> _Entries supplied_:

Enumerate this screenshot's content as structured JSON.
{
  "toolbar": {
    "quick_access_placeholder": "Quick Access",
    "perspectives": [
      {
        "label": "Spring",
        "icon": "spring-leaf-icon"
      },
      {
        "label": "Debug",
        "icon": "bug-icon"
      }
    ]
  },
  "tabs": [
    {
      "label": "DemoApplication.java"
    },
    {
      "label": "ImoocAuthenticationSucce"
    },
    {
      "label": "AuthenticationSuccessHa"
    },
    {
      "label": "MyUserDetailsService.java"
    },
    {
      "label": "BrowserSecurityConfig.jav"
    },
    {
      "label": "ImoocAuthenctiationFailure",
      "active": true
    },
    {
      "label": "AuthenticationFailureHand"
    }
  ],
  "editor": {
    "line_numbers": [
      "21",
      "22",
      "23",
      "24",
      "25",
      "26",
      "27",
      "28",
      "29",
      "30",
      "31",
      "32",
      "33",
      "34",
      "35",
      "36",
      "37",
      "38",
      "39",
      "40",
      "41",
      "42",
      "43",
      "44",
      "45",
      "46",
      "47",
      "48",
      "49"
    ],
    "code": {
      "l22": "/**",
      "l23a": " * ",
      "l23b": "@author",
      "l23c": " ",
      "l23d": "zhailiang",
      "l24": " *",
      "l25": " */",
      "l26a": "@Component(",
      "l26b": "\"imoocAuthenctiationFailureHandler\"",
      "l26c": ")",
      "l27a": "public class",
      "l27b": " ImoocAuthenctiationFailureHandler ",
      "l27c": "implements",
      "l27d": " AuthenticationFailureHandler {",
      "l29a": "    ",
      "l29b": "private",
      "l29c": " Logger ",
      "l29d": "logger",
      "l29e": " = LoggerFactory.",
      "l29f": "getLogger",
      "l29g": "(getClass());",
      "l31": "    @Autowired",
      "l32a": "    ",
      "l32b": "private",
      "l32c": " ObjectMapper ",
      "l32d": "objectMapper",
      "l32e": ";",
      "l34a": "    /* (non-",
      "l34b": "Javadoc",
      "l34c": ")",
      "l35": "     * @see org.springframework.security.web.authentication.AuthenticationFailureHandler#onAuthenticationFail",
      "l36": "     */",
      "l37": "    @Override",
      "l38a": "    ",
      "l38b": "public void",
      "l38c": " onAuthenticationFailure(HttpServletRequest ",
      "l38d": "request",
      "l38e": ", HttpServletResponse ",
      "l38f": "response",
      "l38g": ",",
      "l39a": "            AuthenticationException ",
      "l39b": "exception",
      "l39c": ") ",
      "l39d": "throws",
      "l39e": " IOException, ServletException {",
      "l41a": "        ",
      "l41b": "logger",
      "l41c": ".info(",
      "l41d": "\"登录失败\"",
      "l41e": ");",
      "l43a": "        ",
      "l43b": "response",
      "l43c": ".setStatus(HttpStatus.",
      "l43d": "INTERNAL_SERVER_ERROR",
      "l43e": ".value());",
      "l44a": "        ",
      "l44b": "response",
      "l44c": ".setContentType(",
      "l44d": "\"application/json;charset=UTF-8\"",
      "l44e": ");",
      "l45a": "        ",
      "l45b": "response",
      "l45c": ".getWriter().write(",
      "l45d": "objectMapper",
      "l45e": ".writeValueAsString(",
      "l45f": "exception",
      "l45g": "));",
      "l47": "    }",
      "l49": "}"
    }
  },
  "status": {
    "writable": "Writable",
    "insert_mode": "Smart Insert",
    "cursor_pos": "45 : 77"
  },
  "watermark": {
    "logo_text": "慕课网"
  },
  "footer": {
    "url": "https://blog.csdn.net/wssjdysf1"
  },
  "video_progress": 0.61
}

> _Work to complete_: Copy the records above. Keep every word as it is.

> _Written solution_:
Enumerate this screenshot's content as structured JSON.
{
  "toolbar": {
    "quick_access_placeholder": "Quick Access",
    "perspectives": [
      {
        "label": "Spring",
        "icon": "spring-leaf-icon"
      },
      {
        "label": "Debug",
        "icon": "bug-icon"
      }
    ]
  },
  "tabs": [
    {
      "label": "DemoApplication.java"
    },
    {
      "label": "ImoocAuthenticationSucce"
    },
    {
      "label": "AuthenticationSuccessHa"
    },
    {
      "label": "MyUserDetailsService.java"
    },
    {
      "label": "BrowserSecurityConfig.jav"
    },
    {
      "label": "ImoocAuthenctiationFailure",
      "active": true
    },
    {
      "label": "AuthenticationFailureHand"
    }
  ],
  "editor": {
    "line_numbers": [
      "21",
      "22",
      "23",
      "24",
      "25",
      "26",
      "27",
      "28",
      "29",
      "30",
      "31",
      "32",
      "33",
      "34",
      "35",
      "36",
      "37",
      "38",
      "39",
      "40",
      "41",
      "42",
      "43",
      "44",
      "45",
      "46",
      "47",
      "48",
      "49"
    ],
    "code": {
      "l22": "/**",
      "l23a": " * ",
      "l23b": "@author",
      "l23c": " ",
      "l23d": "zhailiang",
      "l24": " *",
      "l25": " */",
      "l26a": "@Component(",
      "l26b": "\"imoocAuthenctiationFailureHandler\"",
      "l26c": ")",
      "l27a": "public class",
      "l27b": " ImoocAuthenctiationFailureHandler ",
      "l27c": "implements",
      "l27d": " AuthenticationFailureHandler {",
      "l29a": "    ",
      "l29b": "private",
      "l29c": " Logger ",
      "l29d": "logger",
      "l29e": " = LoggerFactory.",
      "l29f": "getLogger",
      "l29g": "(getClass());",
      "l31": "    @Autowired",
      "l32a": "    ",
      "l32b": "private",
      "l32c": " ObjectMapper ",
      "l32d": "objectMapper",
      "l32e": ";",
      "l34a": "    /* (non-",
      "l34b": "Javadoc",
      "l34c": ")",
      "l35": "     * @see org.springframework.security.web.authentication.AuthenticationFailureHandler#onAuthenticationFail",
      "l36": "     */",
      "l37": "    @Override",
      "l38a": "    ",
      "l38b": "public void",
      "l38c": " onAuthenticationFailure(HttpServletRequest ",
      "l38d": "request",
      "l38e": ", HttpServletResponse ",
      "l38f": "response",
      "l38g": ",",
      "l39a": "            AuthenticationException ",
      "l39b": "exception",
      "l39c": ") ",
      "l39d": "throws",
      "l39e": " IOException, ServletException {",
      "l41a": "        ",
      "l41b": "logger",
      "l41c": ".info(",
      "l41d": "\"登录失败\"",
      "l41e": ");",
      "l43a": "        ",
      "l43b": "response",
      "l43c": ".setStatus(HttpStatus.",
      "l43d": "INTERNAL_SERVER_ERROR",
      "l43e": ".value());",
      "l44a": "        ",
      "l44b": "response",
      "l44c": ".setContentType(",
      "l44d": "\"application/json;charset=UTF-8\"",
      "l44e": ");",
      "l45a": "        ",
      "l45b": "response",
      "l45c": ".getWriter().write(",
      "l45d": "objectMapper",
      "l45e": ".writeValueAsString(",
      "l45f": "exception",
      "l45g": "));",
      "l47": "    }",
      "l49": "}"
    }
  },
  "status": {
    "writable": "Writable",
    "insert_mode": "Smart Insert",
    "cursor_pos": "45 : 77"
  },
  "watermark": {
    "logo_text": "慕课网"
  },
  "footer": {
    "url": "https://blog.csdn.net/wssjdysf1"
  },
  "video_progress": 0.61
}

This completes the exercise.